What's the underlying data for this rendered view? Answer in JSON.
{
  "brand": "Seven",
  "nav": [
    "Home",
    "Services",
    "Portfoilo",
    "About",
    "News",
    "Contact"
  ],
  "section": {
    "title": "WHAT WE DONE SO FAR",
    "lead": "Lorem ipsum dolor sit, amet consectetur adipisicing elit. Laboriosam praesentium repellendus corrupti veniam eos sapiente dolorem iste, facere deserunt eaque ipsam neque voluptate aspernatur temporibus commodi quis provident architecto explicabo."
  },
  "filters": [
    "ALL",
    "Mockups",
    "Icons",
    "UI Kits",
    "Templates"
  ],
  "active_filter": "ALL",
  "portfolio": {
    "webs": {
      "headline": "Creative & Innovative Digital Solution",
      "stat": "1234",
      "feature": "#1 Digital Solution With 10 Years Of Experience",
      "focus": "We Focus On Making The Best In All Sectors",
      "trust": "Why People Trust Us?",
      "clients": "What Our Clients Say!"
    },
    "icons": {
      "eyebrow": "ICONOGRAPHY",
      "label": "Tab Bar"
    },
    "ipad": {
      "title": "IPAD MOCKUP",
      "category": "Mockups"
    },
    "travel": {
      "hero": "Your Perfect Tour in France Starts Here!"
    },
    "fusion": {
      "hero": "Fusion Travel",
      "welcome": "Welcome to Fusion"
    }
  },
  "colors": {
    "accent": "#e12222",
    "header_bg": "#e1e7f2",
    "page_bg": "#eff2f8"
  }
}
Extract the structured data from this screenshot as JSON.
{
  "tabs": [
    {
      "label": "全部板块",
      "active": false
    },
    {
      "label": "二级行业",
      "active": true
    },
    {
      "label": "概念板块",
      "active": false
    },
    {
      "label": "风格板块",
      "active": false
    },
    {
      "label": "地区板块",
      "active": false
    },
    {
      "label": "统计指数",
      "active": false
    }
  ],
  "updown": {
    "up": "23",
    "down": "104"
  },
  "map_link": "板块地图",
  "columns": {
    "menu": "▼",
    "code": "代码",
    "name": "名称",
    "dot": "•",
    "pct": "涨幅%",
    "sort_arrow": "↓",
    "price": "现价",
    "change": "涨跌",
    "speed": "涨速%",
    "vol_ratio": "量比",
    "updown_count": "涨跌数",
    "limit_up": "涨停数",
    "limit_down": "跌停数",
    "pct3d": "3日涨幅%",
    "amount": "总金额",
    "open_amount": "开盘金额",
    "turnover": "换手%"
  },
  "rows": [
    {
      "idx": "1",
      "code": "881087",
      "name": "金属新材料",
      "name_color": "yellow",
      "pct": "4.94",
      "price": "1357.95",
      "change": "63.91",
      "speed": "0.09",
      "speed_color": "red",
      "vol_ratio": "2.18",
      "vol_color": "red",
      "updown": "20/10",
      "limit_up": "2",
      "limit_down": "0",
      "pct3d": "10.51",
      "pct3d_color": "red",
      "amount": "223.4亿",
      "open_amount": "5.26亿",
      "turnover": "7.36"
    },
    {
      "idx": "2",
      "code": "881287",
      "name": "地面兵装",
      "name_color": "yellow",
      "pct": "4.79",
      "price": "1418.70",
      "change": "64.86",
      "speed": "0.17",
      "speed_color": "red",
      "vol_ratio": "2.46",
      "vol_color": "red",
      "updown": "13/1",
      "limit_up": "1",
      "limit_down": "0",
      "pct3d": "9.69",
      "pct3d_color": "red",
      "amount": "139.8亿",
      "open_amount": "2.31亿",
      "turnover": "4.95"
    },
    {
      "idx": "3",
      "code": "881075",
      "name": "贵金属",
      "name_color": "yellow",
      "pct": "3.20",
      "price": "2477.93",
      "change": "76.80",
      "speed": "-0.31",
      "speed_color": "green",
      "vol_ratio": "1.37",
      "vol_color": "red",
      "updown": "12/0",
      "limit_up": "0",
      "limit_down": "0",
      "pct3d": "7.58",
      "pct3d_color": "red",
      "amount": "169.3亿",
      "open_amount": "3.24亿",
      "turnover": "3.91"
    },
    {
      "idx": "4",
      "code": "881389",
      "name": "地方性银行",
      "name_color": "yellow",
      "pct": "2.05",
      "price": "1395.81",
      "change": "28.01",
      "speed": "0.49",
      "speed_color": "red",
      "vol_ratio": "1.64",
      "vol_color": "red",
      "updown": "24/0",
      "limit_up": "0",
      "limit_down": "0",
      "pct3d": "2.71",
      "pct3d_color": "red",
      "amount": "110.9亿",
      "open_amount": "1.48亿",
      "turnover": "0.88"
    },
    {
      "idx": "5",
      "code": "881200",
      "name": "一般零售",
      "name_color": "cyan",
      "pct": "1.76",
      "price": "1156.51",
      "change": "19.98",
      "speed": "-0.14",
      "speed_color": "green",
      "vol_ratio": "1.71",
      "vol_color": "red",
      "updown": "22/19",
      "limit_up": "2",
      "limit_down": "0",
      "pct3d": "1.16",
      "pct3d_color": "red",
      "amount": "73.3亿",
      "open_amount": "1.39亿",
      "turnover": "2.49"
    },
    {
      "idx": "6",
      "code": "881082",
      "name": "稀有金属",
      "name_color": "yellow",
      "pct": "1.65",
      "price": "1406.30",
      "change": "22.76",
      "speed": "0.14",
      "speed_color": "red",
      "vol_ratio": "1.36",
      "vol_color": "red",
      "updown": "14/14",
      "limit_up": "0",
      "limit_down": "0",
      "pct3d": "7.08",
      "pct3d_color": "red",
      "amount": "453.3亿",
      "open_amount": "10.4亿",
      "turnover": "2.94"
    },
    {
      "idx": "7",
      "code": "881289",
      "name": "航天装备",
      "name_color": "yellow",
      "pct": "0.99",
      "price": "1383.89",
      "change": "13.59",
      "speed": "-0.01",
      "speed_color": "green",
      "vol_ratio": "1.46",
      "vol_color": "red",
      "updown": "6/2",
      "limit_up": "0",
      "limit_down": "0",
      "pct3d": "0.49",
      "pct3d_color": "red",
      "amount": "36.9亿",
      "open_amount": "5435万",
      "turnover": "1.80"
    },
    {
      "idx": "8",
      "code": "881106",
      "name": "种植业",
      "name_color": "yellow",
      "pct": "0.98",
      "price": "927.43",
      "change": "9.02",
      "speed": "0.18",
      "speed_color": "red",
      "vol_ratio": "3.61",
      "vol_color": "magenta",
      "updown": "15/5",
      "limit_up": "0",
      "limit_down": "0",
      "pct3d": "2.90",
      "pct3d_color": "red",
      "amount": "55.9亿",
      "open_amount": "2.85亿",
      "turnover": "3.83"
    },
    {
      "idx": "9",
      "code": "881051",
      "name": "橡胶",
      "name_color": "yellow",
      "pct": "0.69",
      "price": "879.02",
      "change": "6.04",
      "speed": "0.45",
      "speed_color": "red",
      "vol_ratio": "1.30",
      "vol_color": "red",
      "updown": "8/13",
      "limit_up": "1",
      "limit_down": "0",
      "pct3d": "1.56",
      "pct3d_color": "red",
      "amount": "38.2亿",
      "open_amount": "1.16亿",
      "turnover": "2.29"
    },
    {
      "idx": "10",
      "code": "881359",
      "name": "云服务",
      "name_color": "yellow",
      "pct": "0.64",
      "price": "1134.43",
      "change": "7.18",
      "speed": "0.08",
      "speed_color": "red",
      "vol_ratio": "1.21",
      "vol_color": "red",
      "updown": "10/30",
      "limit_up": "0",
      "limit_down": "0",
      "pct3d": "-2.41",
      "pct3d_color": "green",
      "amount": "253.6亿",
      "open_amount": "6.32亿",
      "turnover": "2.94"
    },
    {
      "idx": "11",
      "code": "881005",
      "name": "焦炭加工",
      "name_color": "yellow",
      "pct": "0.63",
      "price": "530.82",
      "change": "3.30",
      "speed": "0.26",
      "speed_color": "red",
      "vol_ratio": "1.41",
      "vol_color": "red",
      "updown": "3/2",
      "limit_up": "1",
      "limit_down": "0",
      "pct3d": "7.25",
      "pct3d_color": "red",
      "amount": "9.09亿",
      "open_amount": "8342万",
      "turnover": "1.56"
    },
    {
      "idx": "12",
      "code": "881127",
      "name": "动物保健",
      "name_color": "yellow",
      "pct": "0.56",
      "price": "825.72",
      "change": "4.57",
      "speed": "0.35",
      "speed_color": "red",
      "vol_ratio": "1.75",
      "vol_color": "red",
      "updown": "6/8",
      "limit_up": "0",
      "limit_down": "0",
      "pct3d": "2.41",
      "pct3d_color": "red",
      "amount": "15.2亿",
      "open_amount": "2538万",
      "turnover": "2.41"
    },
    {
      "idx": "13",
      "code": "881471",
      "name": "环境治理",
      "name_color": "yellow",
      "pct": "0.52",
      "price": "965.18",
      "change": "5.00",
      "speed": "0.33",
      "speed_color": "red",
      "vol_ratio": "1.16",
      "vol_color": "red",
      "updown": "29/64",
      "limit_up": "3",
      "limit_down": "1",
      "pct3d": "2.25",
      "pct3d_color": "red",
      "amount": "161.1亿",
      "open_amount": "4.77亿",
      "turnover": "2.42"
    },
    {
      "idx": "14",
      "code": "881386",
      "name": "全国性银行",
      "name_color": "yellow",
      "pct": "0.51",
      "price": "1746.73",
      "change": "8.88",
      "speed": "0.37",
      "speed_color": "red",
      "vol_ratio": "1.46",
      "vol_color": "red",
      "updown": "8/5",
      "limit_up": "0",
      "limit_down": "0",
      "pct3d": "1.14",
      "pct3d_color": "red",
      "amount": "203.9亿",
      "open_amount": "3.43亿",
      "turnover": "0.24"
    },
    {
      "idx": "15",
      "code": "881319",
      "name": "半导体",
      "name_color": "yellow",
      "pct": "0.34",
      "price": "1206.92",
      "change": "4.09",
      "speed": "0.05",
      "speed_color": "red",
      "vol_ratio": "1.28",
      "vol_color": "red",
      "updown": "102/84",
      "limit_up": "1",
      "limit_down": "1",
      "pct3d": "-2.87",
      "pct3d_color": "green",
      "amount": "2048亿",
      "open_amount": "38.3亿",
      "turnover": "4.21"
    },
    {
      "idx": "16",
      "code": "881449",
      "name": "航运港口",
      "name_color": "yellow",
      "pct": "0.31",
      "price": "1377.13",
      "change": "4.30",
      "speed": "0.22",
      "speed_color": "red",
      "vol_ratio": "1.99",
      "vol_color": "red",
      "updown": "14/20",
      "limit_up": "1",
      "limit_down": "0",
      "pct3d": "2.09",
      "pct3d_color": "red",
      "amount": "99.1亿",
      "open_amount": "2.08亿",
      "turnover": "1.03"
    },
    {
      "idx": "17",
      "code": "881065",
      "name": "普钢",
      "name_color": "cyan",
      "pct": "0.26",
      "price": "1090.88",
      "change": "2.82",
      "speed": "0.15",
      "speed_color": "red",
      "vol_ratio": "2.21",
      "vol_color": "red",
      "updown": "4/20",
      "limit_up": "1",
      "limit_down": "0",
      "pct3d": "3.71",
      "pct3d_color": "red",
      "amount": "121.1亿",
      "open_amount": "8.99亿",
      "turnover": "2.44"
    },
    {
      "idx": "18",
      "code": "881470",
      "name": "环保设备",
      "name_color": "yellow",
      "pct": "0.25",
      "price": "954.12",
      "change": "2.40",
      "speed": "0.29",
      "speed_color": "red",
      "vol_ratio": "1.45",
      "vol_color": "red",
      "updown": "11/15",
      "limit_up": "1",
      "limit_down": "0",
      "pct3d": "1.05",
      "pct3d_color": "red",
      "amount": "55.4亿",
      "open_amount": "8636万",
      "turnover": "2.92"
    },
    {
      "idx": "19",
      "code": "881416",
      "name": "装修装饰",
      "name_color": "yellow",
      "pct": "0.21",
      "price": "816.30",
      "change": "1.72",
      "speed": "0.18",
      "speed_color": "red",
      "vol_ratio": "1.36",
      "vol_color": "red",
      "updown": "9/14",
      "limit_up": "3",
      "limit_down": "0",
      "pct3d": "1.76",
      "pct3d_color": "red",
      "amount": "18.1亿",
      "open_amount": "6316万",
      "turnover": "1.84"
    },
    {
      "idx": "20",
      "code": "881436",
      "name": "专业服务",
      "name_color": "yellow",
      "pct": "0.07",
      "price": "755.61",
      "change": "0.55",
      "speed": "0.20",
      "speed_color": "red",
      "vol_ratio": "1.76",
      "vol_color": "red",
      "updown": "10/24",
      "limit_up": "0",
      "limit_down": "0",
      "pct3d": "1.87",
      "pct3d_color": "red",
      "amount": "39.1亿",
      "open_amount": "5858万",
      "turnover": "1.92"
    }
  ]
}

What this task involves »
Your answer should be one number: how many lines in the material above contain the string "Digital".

Final answer »
2